Items listed in a dataset:
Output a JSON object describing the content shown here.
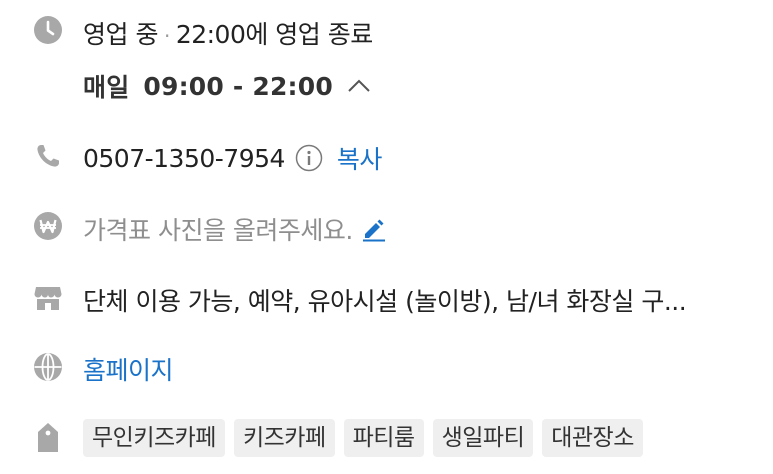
{
  "hours": {
    "status": "영업 중",
    "separator": "·",
    "closing": "22:00에 영업 종료",
    "schedule_day": "매일",
    "schedule_time": "09:00 - 22:00"
  },
  "phone": {
    "number": "0507-1350-7954",
    "copy_label": "복사"
  },
  "price": {
    "prompt": "가격표 사진을 올려주세요."
  },
  "facilities": {
    "text": "단체 이용 가능, 예약, 유아시설 (놀이방), 남/녀 화장실 구..."
  },
  "homepage": {
    "label": "홈페이지"
  },
  "tags": [
    "무인키즈카페",
    "키즈카페",
    "파티룸",
    "생일파티",
    "대관장소"
  ],
  "colors": {
    "icon_gray": "#a8a8a8",
    "link_blue": "#1a73c9",
    "tag_bg": "#efefef"
  }
}
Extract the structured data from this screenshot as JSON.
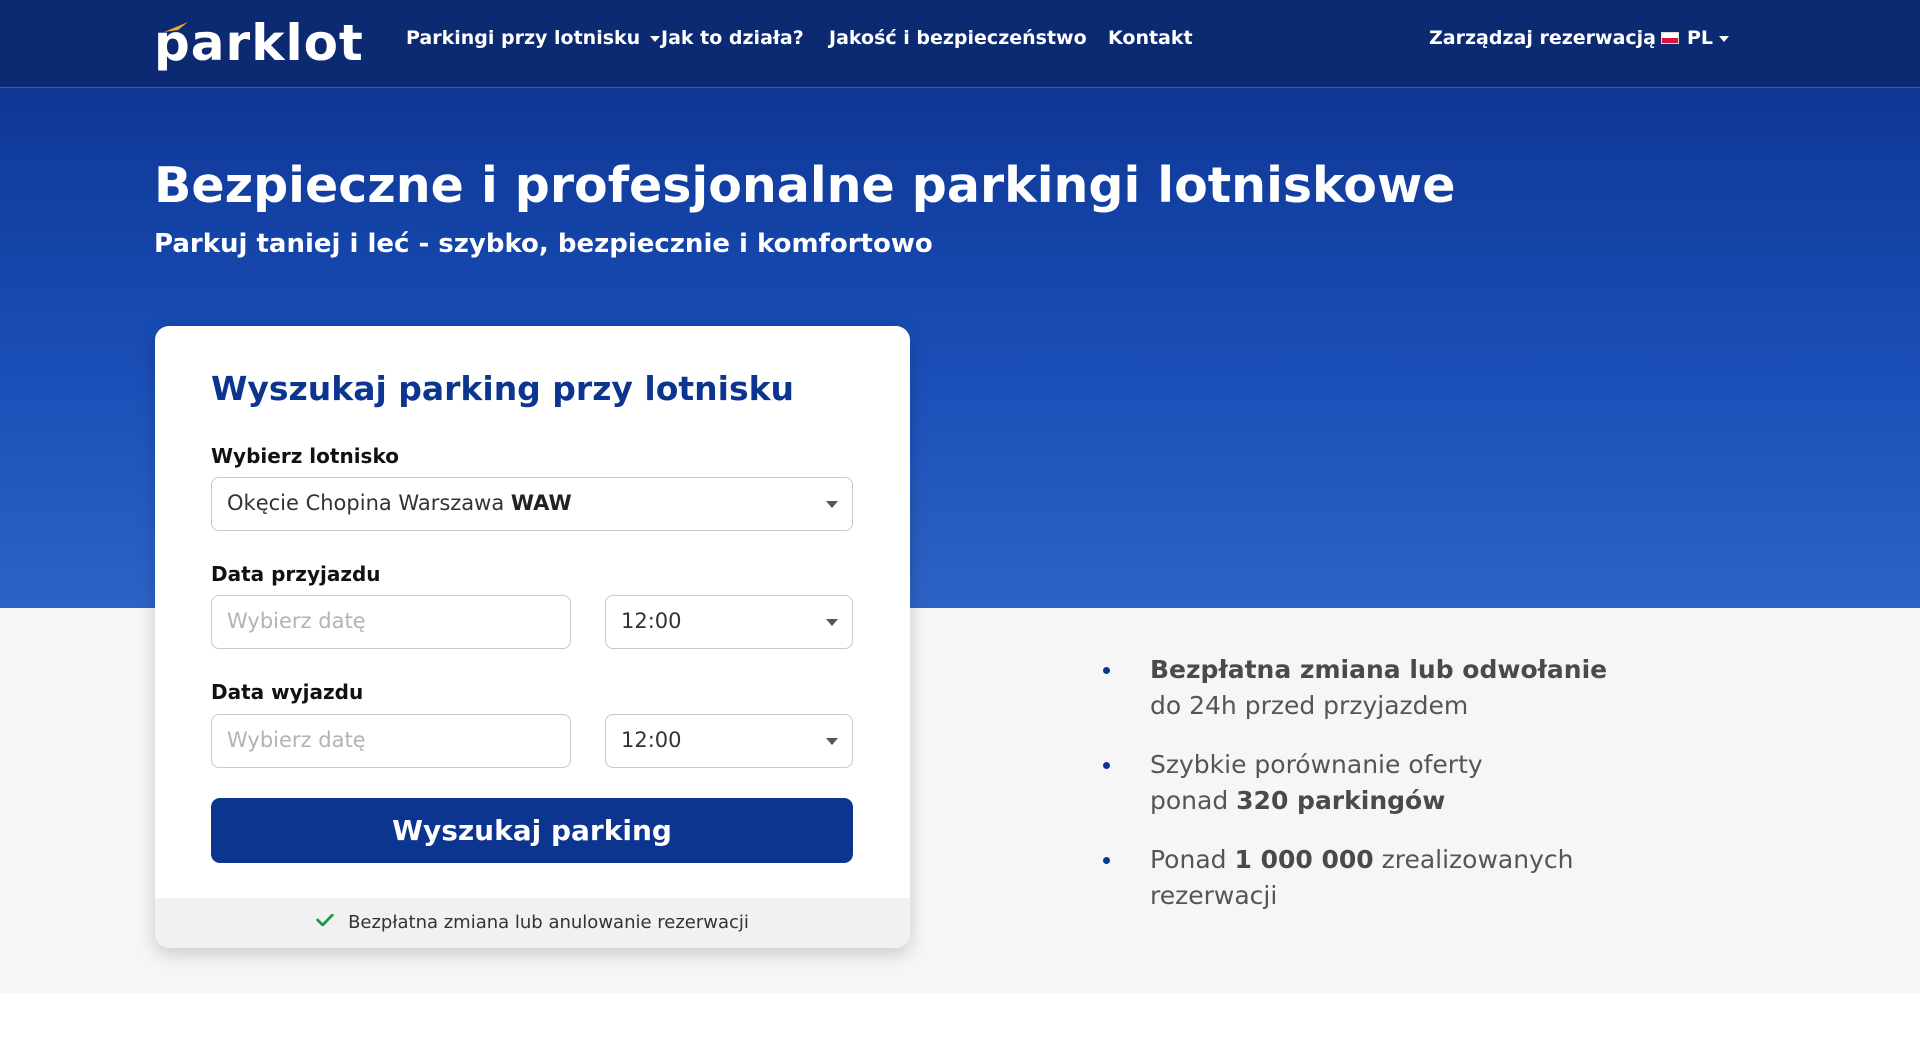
{
  "brand": {
    "logo_text": "parklot"
  },
  "nav": {
    "items": [
      {
        "label": "Parkingi przy lotnisku",
        "has_dropdown": true
      },
      {
        "label": "Jak to działa?"
      },
      {
        "label": "Jakość i bezpieczeństwo"
      },
      {
        "label": "Kontakt"
      }
    ],
    "manage": "Zarządzaj rezerwacją",
    "language": "PL"
  },
  "hero": {
    "title": "Bezpieczne i profesjonalne parkingi lotniskowe",
    "subtitle": "Parkuj taniej i leć - szybko, bezpiecznie i komfortowo"
  },
  "search": {
    "title": "Wyszukaj parking przy lotnisku",
    "airport_label": "Wybierz lotnisko",
    "airport_name": "Okęcie Chopina Warszawa",
    "airport_code": "WAW",
    "arrival_label": "Data przyjazdu",
    "departure_label": "Data wyjazdu",
    "date_placeholder": "Wybierz datę",
    "arrival_time": "12:00",
    "departure_time": "12:00",
    "button": "Wyszukaj parking",
    "footer_note": "Bezpłatna zmiana lub anulowanie rezerwacji"
  },
  "features": [
    {
      "bold": "Bezpłatna zmiana lub odwołanie",
      "rest": "do 24h przed przyjazdem"
    },
    {
      "pre": "Szybkie porównanie oferty",
      "mid": "ponad ",
      "bold": "320 parkingów"
    },
    {
      "pre": "Ponad ",
      "bold": "1 000 000",
      "rest": " zrealizowanych rezerwacji"
    }
  ],
  "colors": {
    "primary": "#0c3590",
    "nav_bg": "#0b2a72",
    "check": "#1a9b3a"
  }
}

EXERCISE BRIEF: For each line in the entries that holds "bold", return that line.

SOLUTION FOR THIS PROBLEM:
      "bold": "Bezpłatna zmiana lub odwołanie",
      "bold": "320 parkingów"
      "bold": "1 000 000",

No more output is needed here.